The Justice Department probe is said to focus on James L. Golden, a contract employee who oversaw the project, and Mary M. French, the project coordinator based in Baghdad, according to sources and congressional testimony. Both Golden and French were viewed by many at State as resistant to questions, and both have left the project in recent weeks. Officials in Washington and Baghdad said their departures have greatly improved the atmosphere for the final inspections.
In an e-mail exchange obtained by The Washington Post, French insisted that First Kuwaiti's fire-safety consultant not send reports and data to Washington, even after the consultant received a request on Dec. 12 from William G. Miner, the State Department's director of engineering. Miner wrote that he was seeking "some assurance from a fire inspector" that the systems were working properly.
"The data/report will come thru my office," French instructed the consultant, who worked for Baltimore-based Hughes Associates. "It should not be sent directly to Mr. Miner."
Golden did not respond to e-mails, and French declined to comment. Miner did not respond to e-mails and phone calls. A spokesman for First Kuwaiti also declined to comment, citing restrictions under the company's contract. During construction of the project, the company has faced allegations of poor building and labor practices.
As early as October 2006, State Department fire inspectors raised concerns about the embassy's alarm and sprinkler systems. Several sources said the inspectors were denied permission to reinspect the systems after Golden and French assured them that the problems had been fixed.
Then, in September 2007, the pipes burst during a pressure test, and the inspectors discovered that many of the problems they had identified had been ignored. The inspectors documented hundreds of violations of the contract specifications and of fire codes and regulations, according to portions of the report made public by the House Oversight and Government Reform Committee in October.
Kennedy this week praised State's fire-safety experts as "pros, former fire marshals, who had identified problems out there so that they could be corrected."
One problem the inspectors raised was that First Kuwaiti had used plastic piping for the water mains. Although the firm's contract, dated May 13, 2005, called for plastic pipes, according to a copy, the State Department issued new regulations for embassies worldwide on Feb. 28, 2006, that insisted on cast-iron pipes. Ordinarily, such a change would be renegotiated with the contractor, but French did not tell First Kuwaiti of the change, according to two sources, and so it installed the wrong piping.

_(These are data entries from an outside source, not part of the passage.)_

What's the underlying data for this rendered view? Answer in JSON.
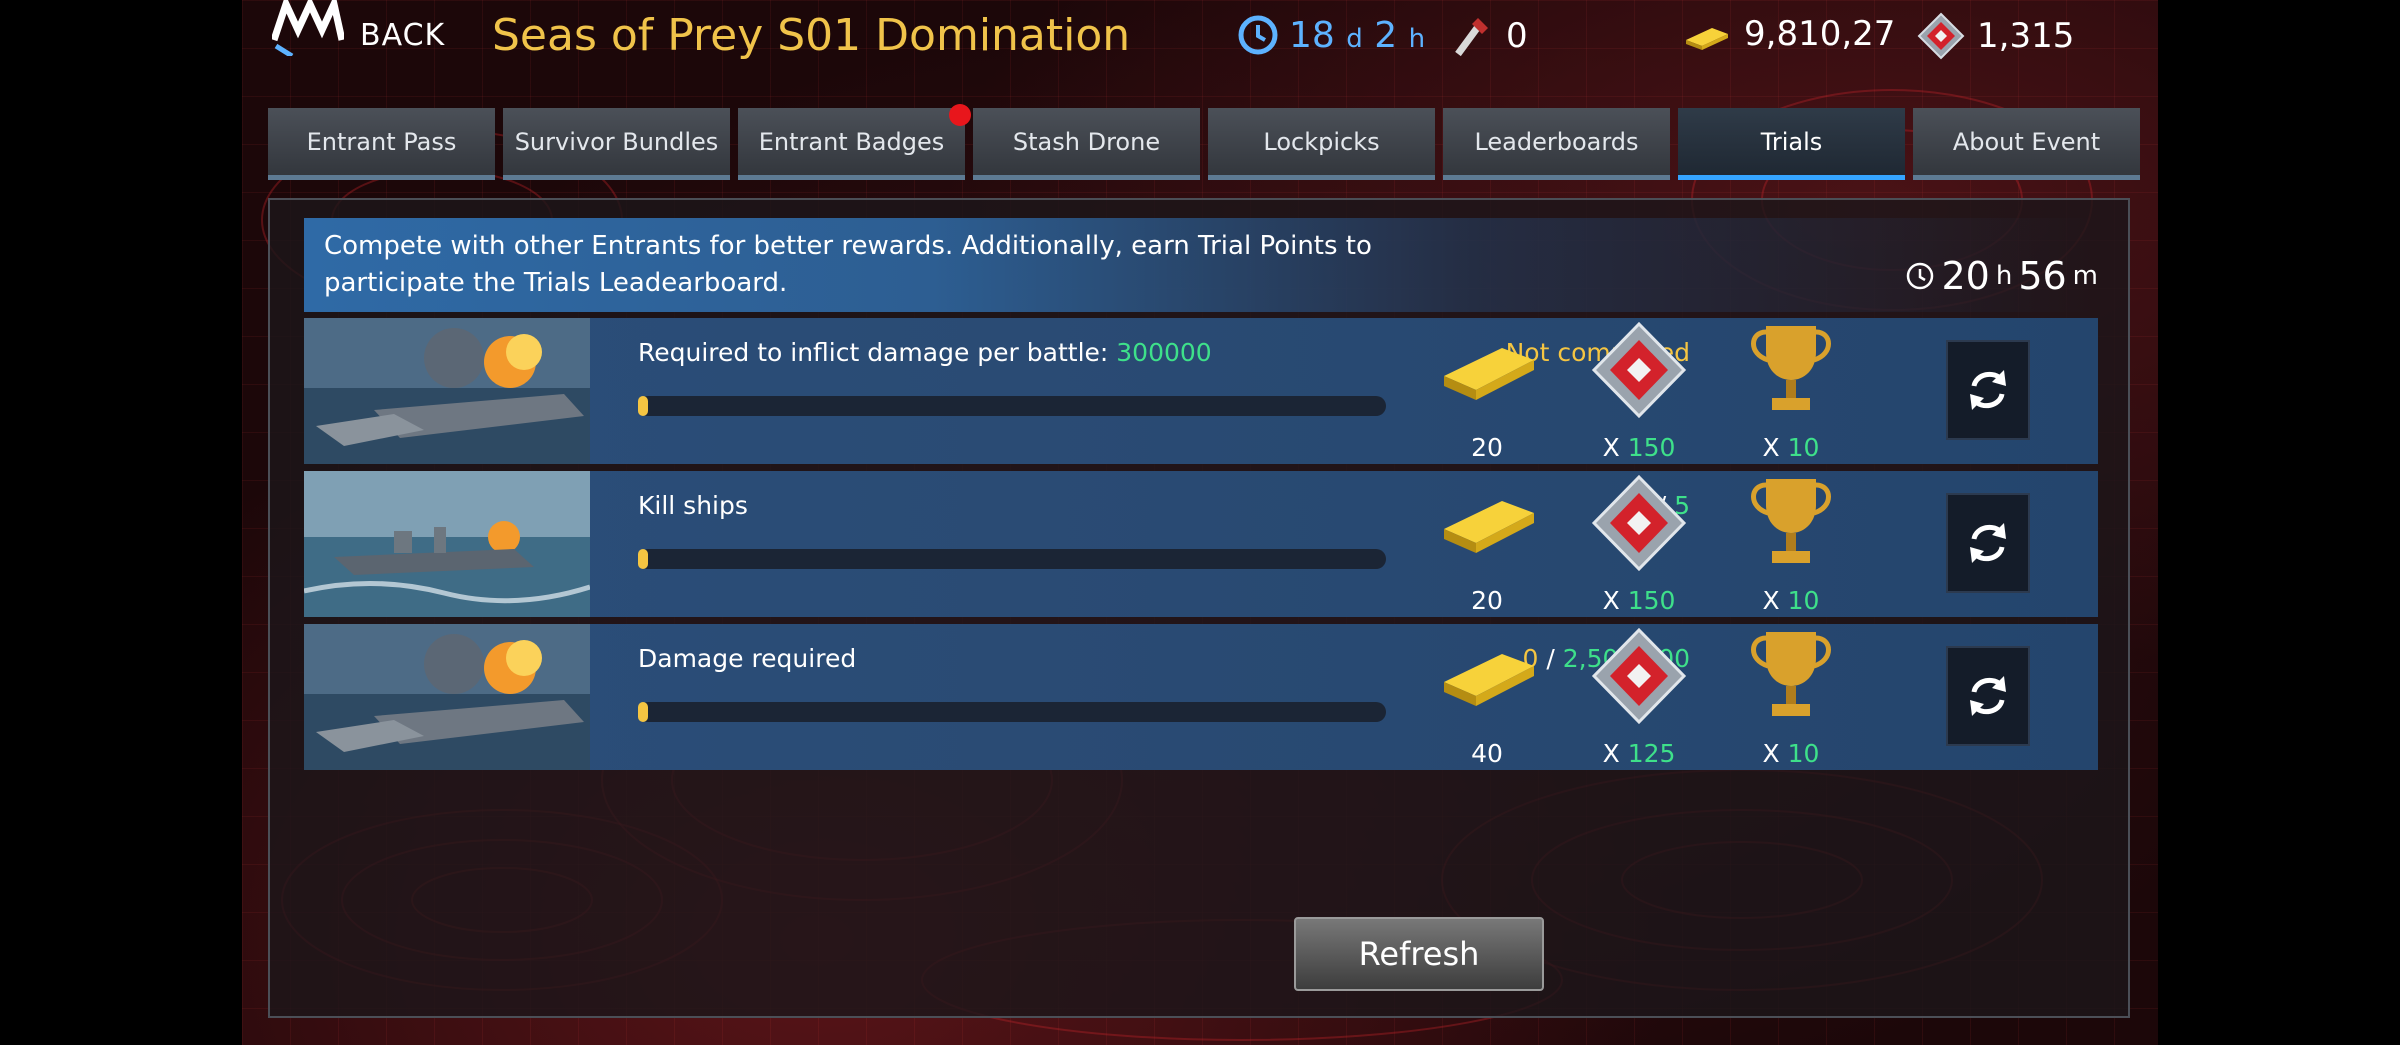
{
  "header": {
    "back_label": "BACK",
    "title": "Seas of Prey S01 Domination",
    "event_timer": {
      "days": "18",
      "d_unit": "d",
      "hours": "2",
      "h_unit": "h"
    },
    "lockpicks": "0",
    "gold": "9,810,27",
    "gems": "1,315"
  },
  "tabs": [
    {
      "label": "Entrant Pass",
      "active": false
    },
    {
      "label": "Survivor Bundles",
      "active": false
    },
    {
      "label": "Entrant Badges",
      "active": false,
      "notification": true
    },
    {
      "label": "Stash Drone",
      "active": false
    },
    {
      "label": "Lockpicks",
      "active": false
    },
    {
      "label": "Leaderboards",
      "active": false
    },
    {
      "label": "Trials",
      "active": true
    },
    {
      "label": "About Event",
      "active": false
    }
  ],
  "banner": {
    "description": "Compete with other Entrants for better rewards. Additionally, earn Trial Points to participate the Trials Leadearboard.",
    "countdown": {
      "hours": "20",
      "h_unit": "h",
      "minutes": "56",
      "m_unit": "m"
    }
  },
  "trials": [
    {
      "task": "Required to inflict damage per battle:",
      "requirement": "300000",
      "status_text": "Not completed",
      "progress": 0,
      "rewards": {
        "gold": "20",
        "gem_prefix": "X",
        "gems": "150",
        "trophy_prefix": "X",
        "trophy": "10"
      }
    },
    {
      "task": "Kill ships",
      "current": "0",
      "separator": "/",
      "target": "5",
      "progress": 0,
      "rewards": {
        "gold": "20",
        "gem_prefix": "X",
        "gems": "150",
        "trophy_prefix": "X",
        "trophy": "10"
      }
    },
    {
      "task": "Damage required",
      "current": "0",
      "separator": "/",
      "target": "2,500,000",
      "progress": 0,
      "rewards": {
        "gold": "40",
        "gem_prefix": "X",
        "gems": "125",
        "trophy_prefix": "X",
        "trophy": "10"
      }
    }
  ],
  "refresh_button": "Refresh",
  "colors": {
    "title": "#f0c34a",
    "timer": "#5db2ff",
    "active_tab_underline": "#35a4ff",
    "positive": "#3ee08a",
    "warning": "#f5c542",
    "notification": "#e8161c"
  }
}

When the State Department inspectors identified this and other lapses in construction, Williams, the head of overseas building, hired another company, Schirmer Engineering of Chicago, to reinspect the fire-safety system. Schirmer produced reports on Oct. 22, Oct. 29 and Nov. 1 that uncovered even more problems. Williams and Golden appeared to minimize the issues in e-mails and directives, and then Schirmer's contract was ended. Williams did not respond to a request for comment, and Schirmer officials declined to comment.
First Kuwaiti then hired Hughes Associates, though it received an e-mail on Nov. 8 from a top State Department official saying that hiring such a consultant "is not a contract requirement." The Hughes representative signed a document stating that he witnessed a test of the fire-safety system on Dec. 7, but that did not mean he said it was working properly, said Philip J. DiNenno, president of Hughes.

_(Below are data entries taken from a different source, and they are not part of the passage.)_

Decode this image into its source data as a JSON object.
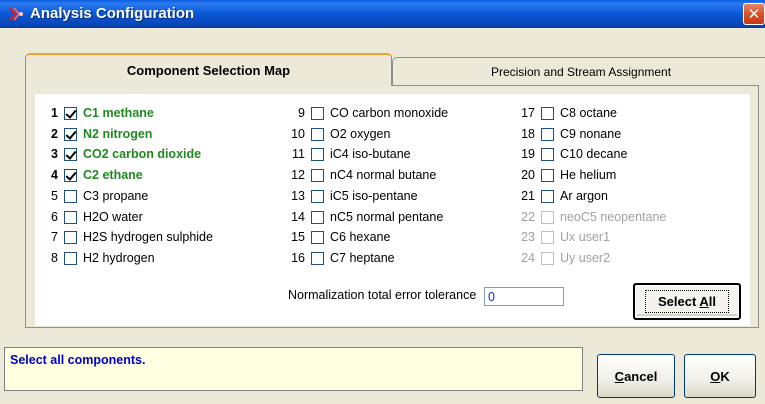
{
  "window": {
    "title": "Analysis Configuration",
    "close_label": "✕"
  },
  "tabs": [
    {
      "label": "Component Selection Map",
      "active": true
    },
    {
      "label": "Precision and Stream Assignment",
      "active": false
    }
  ],
  "components": [
    {
      "num": "1",
      "label": "C1 methane",
      "checked": true,
      "enabled": true
    },
    {
      "num": "2",
      "label": "N2 nitrogen",
      "checked": true,
      "enabled": true
    },
    {
      "num": "3",
      "label": "CO2 carbon dioxide",
      "checked": true,
      "enabled": true
    },
    {
      "num": "4",
      "label": "C2 ethane",
      "checked": true,
      "enabled": true
    },
    {
      "num": "5",
      "label": "C3 propane",
      "checked": false,
      "enabled": true
    },
    {
      "num": "6",
      "label": "H2O water",
      "checked": false,
      "enabled": true
    },
    {
      "num": "7",
      "label": "H2S hydrogen sulphide",
      "checked": false,
      "enabled": true
    },
    {
      "num": "8",
      "label": "H2 hydrogen",
      "checked": false,
      "enabled": true
    },
    {
      "num": "9",
      "label": "CO carbon monoxide",
      "checked": false,
      "enabled": true
    },
    {
      "num": "10",
      "label": "O2 oxygen",
      "checked": false,
      "enabled": true
    },
    {
      "num": "11",
      "label": "iC4 iso-butane",
      "checked": false,
      "enabled": true
    },
    {
      "num": "12",
      "label": "nC4 normal butane",
      "checked": false,
      "enabled": true
    },
    {
      "num": "13",
      "label": "iC5 iso-pentane",
      "checked": false,
      "enabled": true
    },
    {
      "num": "14",
      "label": "nC5 normal pentane",
      "checked": false,
      "enabled": true
    },
    {
      "num": "15",
      "label": "C6 hexane",
      "checked": false,
      "enabled": true
    },
    {
      "num": "16",
      "label": "C7 heptane",
      "checked": false,
      "enabled": true
    },
    {
      "num": "17",
      "label": "C8 octane",
      "checked": false,
      "enabled": true
    },
    {
      "num": "18",
      "label": "C9 nonane",
      "checked": false,
      "enabled": true
    },
    {
      "num": "19",
      "label": "C10 decane",
      "checked": false,
      "enabled": true
    },
    {
      "num": "20",
      "label": "He helium",
      "checked": false,
      "enabled": true
    },
    {
      "num": "21",
      "label": "Ar argon",
      "checked": false,
      "enabled": true
    },
    {
      "num": "22",
      "label": "neoC5 neopentane",
      "checked": false,
      "enabled": false
    },
    {
      "num": "23",
      "label": "Ux user1",
      "checked": false,
      "enabled": false
    },
    {
      "num": "24",
      "label": "Uy user2",
      "checked": false,
      "enabled": false
    }
  ],
  "tolerance": {
    "label": "Normalization total error tolerance",
    "value": "0"
  },
  "buttons": {
    "select_all": "Select All",
    "cancel": "Cancel",
    "ok": "OK"
  },
  "status": {
    "message": "Select all components."
  },
  "colors": {
    "selected_label": "#1f8a1f",
    "status_text": "#0000cc",
    "status_bg": "#ffffe1"
  }
}
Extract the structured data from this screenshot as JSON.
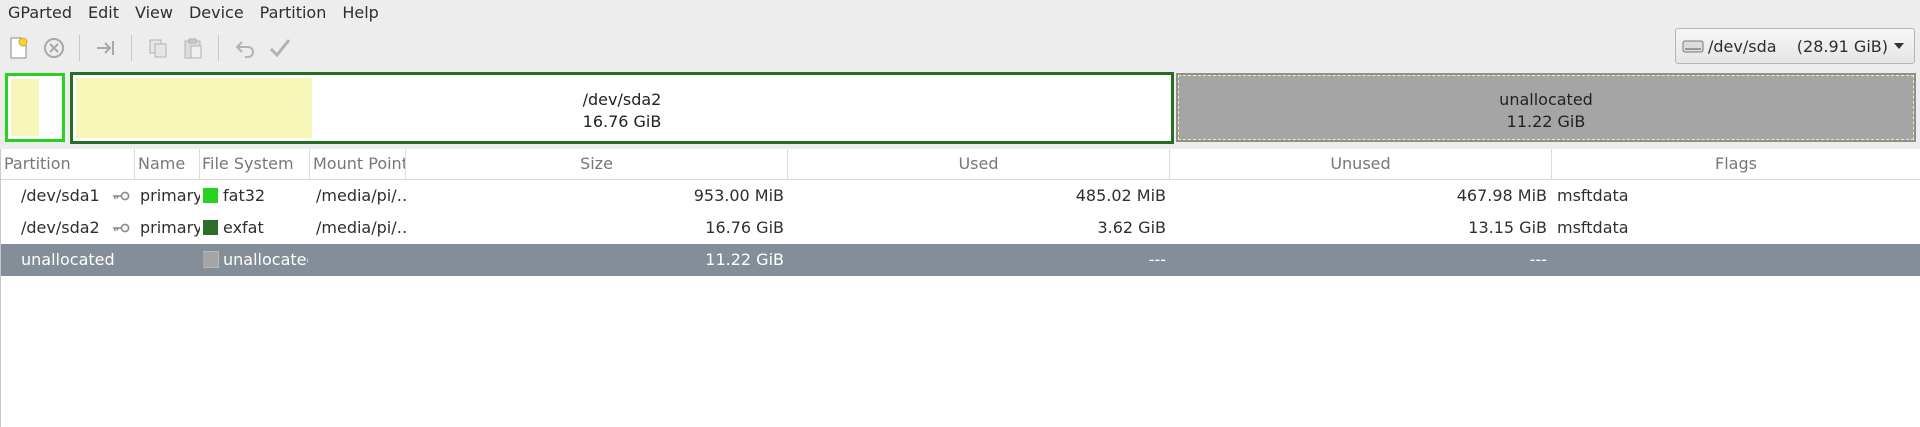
{
  "menubar": {
    "items": [
      {
        "label": "GParted"
      },
      {
        "label": "Edit"
      },
      {
        "label": "View"
      },
      {
        "label": "Device"
      },
      {
        "label": "Partition"
      },
      {
        "label": "Help"
      }
    ]
  },
  "toolbar": {
    "buttons": [
      {
        "icon": "new-icon",
        "enabled": true
      },
      {
        "icon": "delete-icon",
        "enabled": false
      },
      {
        "icon": "resize-move-icon",
        "enabled": false
      },
      {
        "icon": "copy-icon",
        "enabled": false
      },
      {
        "icon": "paste-icon",
        "enabled": false
      },
      {
        "icon": "undo-icon",
        "enabled": false
      },
      {
        "icon": "apply-icon",
        "enabled": false
      }
    ]
  },
  "device_selector": {
    "device": "/dev/sda",
    "size": "(28.91 GiB)"
  },
  "disk_map": {
    "segments": [
      {
        "name": "/dev/sda1",
        "size": ""
      },
      {
        "name": "/dev/sda2",
        "size": "16.76 GiB"
      },
      {
        "name": "unallocated",
        "size": "11.22 GiB"
      }
    ]
  },
  "table": {
    "headers": [
      "Partition",
      "Name",
      "File System",
      "Mount Point",
      "Size",
      "Used",
      "Unused",
      "Flags"
    ],
    "rows": [
      {
        "partition": "/dev/sda1",
        "type": "primary",
        "filesystem": "fat32",
        "fs_color": "#27d31e",
        "mount": "/media/pi/…",
        "size": "953.00 MiB",
        "used": "485.02 MiB",
        "unused": "467.98 MiB",
        "flags": "msftdata",
        "locked": true
      },
      {
        "partition": "/dev/sda2",
        "type": "primary",
        "filesystem": "exfat",
        "fs_color": "#2a6e2a",
        "mount": "/media/pi/…",
        "size": "16.76 GiB",
        "used": "3.62 GiB",
        "unused": "13.15 GiB",
        "flags": "msftdata",
        "locked": true
      },
      {
        "partition": "unallocated",
        "type": "",
        "filesystem": "unallocated",
        "fs_color": "#a5a5a5",
        "mount": "",
        "size": "11.22 GiB",
        "used": "---",
        "unused": "---",
        "flags": "",
        "locked": false,
        "selected": true
      }
    ]
  },
  "colors": {
    "selection": "#838e99",
    "used_space": "#f6f6b8",
    "unallocated": "#a5a5a5"
  }
}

"I am aware of some work done by the State Department inspectors and a contractor hired by State," DiNenno said, adding that Hughes is preparing a report on the fire systems. "I guess it wasn't coincidental that we heard from First Kuwaiti in November."

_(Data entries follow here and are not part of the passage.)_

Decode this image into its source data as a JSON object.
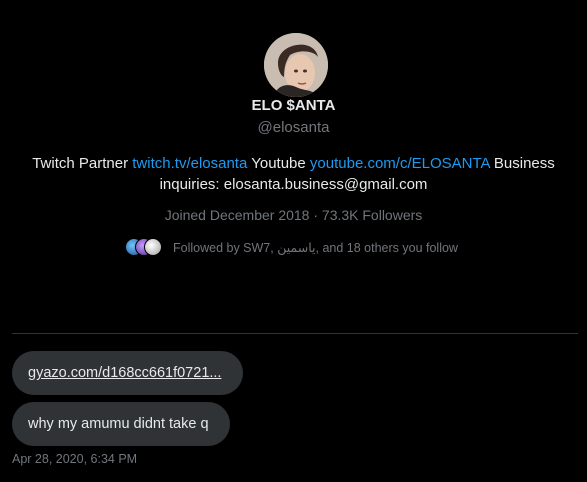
{
  "profile": {
    "display_name": "ELO $ANTA",
    "handle": "@elosanta",
    "bio": {
      "part1": "Twitch Partner ",
      "link1": "twitch.tv/elosanta",
      "part2": " Youtube ",
      "link2": "youtube.com/c/ELOSANTA",
      "part3": " Business inquiries: elosanta.business@gmail.com"
    },
    "meta": "Joined December 2018 · 73.3K Followers",
    "followed_by": "Followed by SW7, ياسمين, and 18 others you follow"
  },
  "messages": [
    {
      "text": "gyazo.com/d168cc661f0721...",
      "kind": "link"
    },
    {
      "text": "why my amumu didnt take q",
      "kind": "text"
    }
  ],
  "timestamp": "Apr 28, 2020, 6:34 PM",
  "colors": {
    "background": "#000000",
    "text": "#e7e9ea",
    "muted": "#71767b",
    "link": "#1d9bf0",
    "bubble": "#2f3336"
  },
  "icons": {
    "avatar": "profile-photo",
    "followers": [
      "follower-avatar-1",
      "follower-avatar-2",
      "follower-avatar-3"
    ]
  }
}
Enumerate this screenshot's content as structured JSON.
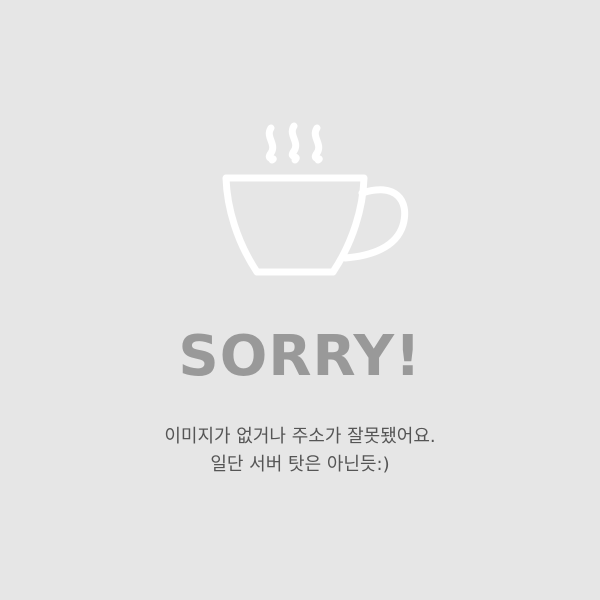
{
  "illustration": {
    "icon": "coffee-cup-icon",
    "color": "#ffffff"
  },
  "title": "SORRY!",
  "message": {
    "line1": "이미지가 없거나 주소가 잘못됐어요.",
    "line2": "일단 서버 탓은 아닌듯:)"
  },
  "colors": {
    "background": "#e6e6e6",
    "title": "#999999",
    "text": "#555555"
  }
}
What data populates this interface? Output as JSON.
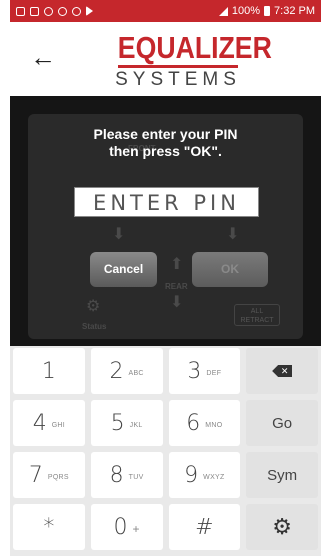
{
  "status_bar": {
    "time": "7:32 PM",
    "battery": "100%"
  },
  "header": {
    "back_icon": "back-arrow-icon",
    "logo_top": "EQUALIZER",
    "logo_bottom": "SYSTEMS"
  },
  "dialog": {
    "prompt_line1": "Please enter your PIN",
    "prompt_line2": "then press \"OK\".",
    "pin_placeholder": "ENTER PIN",
    "cancel_label": "Cancel",
    "ok_label": "OK"
  },
  "background_panel": {
    "front_label": "FRONT",
    "rear_label": "REAR",
    "all_retract_label": "ALL RETRACT",
    "status_label": "Status"
  },
  "keyboard": {
    "keys": [
      {
        "main": "1",
        "sub": ""
      },
      {
        "main": "2",
        "sub": "ABC"
      },
      {
        "main": "3",
        "sub": "DEF"
      },
      {
        "main": "",
        "sub": "",
        "icon": "backspace-icon"
      },
      {
        "main": "4",
        "sub": "GHI"
      },
      {
        "main": "5",
        "sub": "JKL"
      },
      {
        "main": "6",
        "sub": "MNO"
      },
      {
        "main": "Go",
        "sub": ""
      },
      {
        "main": "7",
        "sub": "PQRS"
      },
      {
        "main": "8",
        "sub": "TUV"
      },
      {
        "main": "9",
        "sub": "WXYZ"
      },
      {
        "main": "Sym",
        "sub": ""
      },
      {
        "main": "*",
        "sub": ""
      },
      {
        "main": "0",
        "sub": "+"
      },
      {
        "main": "#",
        "sub": ""
      },
      {
        "main": "",
        "sub": "",
        "icon": "settings-gear-icon"
      }
    ]
  },
  "colors": {
    "brand": "#c5272c",
    "dark": "#1b1b1b"
  }
}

On Dec. 12, Williams initialed a statement saying that the underground piping for the fire system met requirements. On Dec. 28, project officials in Baghdad notified him that construction of the compound "has been substantially completed in accordance with the contract plans." Williams left the State Department three days later.